Meet Nhi

 

When we met Nhi, the nine-year-old lived in a shack on land that her parents did not own and which the landlord planned to turn into a parking lot. That change would have been devastating for Nhi’s family, who did not have the resources they needed to afford a new home.

The young girl was quiet and sweet, and dreamed of becoming a teacher—although her job was to help her grandmother sell noodles to help her family make ends meet.

Nhi’s family lived in extreme poverty, like countless others who fled Vietnam for Cambodia to escape debt or jail time for crimes committed. Cambodia does not welcome these people, and Vietnamese immigrants had great difficulty finding work from 2000 to 2010, a decade of economic downturn for Cambodia’s economy.

Some found work by collecting recycling, selling food, or working construction. Many, however, succumbed to the hopelessness and addictions that often go hand-in-hand with poverty and prejudice. Gambling and alcoholism were coping mechanisms for many Vietnamese people in Cambodia during that time.

The burden then fell on children like Nhi to provide for their families’ needs.

That’s why children as young as three could be seen sifting through garbage for recyclable materials. Often, the oldest daughter was expected to care for her younger siblings, while her parents are incapacitated. That’s why few Vietnamese children living in Cambodia in the early 2000s had any education.

When worst came to worst, some parents became so desperate that they sold their children into sex slavery to pay off debt and to fund their gambling, alcohol, and basic needs.

That’s why Work of Your Hand began working with children like Nhi, who made greeting cards. Our prayer was that, by providing an alternative income, Nhi and other impoverished Vietnamese children would be protected from the horrendous sex trade in Cambodia.

As the economy got better, so too did life for the Vietnamese community where Nhi lived.

Today, she is no longer making cards for Work of Your Hand and we are thankful that circumstances have changed for her family.

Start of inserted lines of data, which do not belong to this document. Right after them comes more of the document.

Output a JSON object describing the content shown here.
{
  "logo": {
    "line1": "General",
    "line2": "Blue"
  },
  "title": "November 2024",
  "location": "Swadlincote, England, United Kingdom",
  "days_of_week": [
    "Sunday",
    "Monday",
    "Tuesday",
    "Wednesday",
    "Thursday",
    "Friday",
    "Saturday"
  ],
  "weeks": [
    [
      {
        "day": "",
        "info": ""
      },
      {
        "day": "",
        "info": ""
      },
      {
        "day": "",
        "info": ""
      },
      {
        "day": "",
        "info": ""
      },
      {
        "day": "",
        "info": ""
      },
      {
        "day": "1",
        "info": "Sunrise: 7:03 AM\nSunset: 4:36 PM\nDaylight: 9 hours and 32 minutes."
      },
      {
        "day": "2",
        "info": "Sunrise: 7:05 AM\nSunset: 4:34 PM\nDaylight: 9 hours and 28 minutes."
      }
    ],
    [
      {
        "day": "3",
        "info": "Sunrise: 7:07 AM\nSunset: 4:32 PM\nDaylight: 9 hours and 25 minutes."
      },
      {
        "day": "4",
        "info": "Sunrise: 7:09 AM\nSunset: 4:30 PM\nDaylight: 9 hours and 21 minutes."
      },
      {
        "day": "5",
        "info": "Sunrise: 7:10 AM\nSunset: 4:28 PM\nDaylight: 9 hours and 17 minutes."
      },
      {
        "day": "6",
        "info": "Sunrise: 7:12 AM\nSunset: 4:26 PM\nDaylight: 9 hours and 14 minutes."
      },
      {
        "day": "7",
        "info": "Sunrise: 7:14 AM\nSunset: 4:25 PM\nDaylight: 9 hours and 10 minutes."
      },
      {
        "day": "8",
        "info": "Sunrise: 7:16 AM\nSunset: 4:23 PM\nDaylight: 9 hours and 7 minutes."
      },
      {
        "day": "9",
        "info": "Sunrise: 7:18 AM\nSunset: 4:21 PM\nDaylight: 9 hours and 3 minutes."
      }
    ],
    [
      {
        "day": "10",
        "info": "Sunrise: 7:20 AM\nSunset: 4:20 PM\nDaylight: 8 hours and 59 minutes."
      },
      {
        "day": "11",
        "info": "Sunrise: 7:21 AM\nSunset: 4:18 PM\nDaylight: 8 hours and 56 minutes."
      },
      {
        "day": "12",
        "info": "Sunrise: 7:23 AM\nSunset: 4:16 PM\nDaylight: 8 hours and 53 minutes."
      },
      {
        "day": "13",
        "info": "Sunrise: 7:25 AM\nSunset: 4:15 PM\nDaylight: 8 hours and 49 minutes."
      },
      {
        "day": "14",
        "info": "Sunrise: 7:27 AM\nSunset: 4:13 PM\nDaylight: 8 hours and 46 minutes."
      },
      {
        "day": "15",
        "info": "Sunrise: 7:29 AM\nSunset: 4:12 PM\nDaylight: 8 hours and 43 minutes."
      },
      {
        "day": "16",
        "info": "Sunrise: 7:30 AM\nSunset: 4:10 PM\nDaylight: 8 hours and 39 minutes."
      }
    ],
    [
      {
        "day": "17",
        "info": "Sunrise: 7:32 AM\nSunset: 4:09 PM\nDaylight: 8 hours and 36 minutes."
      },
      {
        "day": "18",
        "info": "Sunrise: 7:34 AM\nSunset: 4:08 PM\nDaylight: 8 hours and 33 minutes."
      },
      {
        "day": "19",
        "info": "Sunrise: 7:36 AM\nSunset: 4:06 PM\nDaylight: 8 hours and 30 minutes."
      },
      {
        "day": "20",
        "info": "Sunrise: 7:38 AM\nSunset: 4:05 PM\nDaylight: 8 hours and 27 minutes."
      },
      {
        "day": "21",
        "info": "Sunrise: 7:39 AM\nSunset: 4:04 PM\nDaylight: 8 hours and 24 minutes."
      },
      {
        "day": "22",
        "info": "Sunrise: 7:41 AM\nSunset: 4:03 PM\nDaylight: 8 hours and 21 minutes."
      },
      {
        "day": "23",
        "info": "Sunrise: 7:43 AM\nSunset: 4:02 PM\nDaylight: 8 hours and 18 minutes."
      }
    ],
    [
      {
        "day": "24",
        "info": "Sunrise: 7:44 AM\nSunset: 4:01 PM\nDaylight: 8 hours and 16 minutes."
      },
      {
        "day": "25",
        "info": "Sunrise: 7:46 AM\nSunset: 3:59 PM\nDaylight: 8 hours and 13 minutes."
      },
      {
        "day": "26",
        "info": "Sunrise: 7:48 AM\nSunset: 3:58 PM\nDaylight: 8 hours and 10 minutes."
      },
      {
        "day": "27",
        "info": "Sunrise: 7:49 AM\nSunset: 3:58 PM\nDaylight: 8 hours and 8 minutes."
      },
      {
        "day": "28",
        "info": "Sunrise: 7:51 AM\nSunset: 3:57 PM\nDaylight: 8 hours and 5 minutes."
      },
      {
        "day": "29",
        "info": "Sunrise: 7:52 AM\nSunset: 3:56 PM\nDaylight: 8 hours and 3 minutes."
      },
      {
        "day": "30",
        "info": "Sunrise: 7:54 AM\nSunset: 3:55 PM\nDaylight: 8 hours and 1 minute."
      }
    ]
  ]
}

However, please continue to pray for the Vietnamese population in Cambodia. This vulnerable people group faces many challenges and often struggles. Our prayer is that God will provide for their needs and protect them from harm.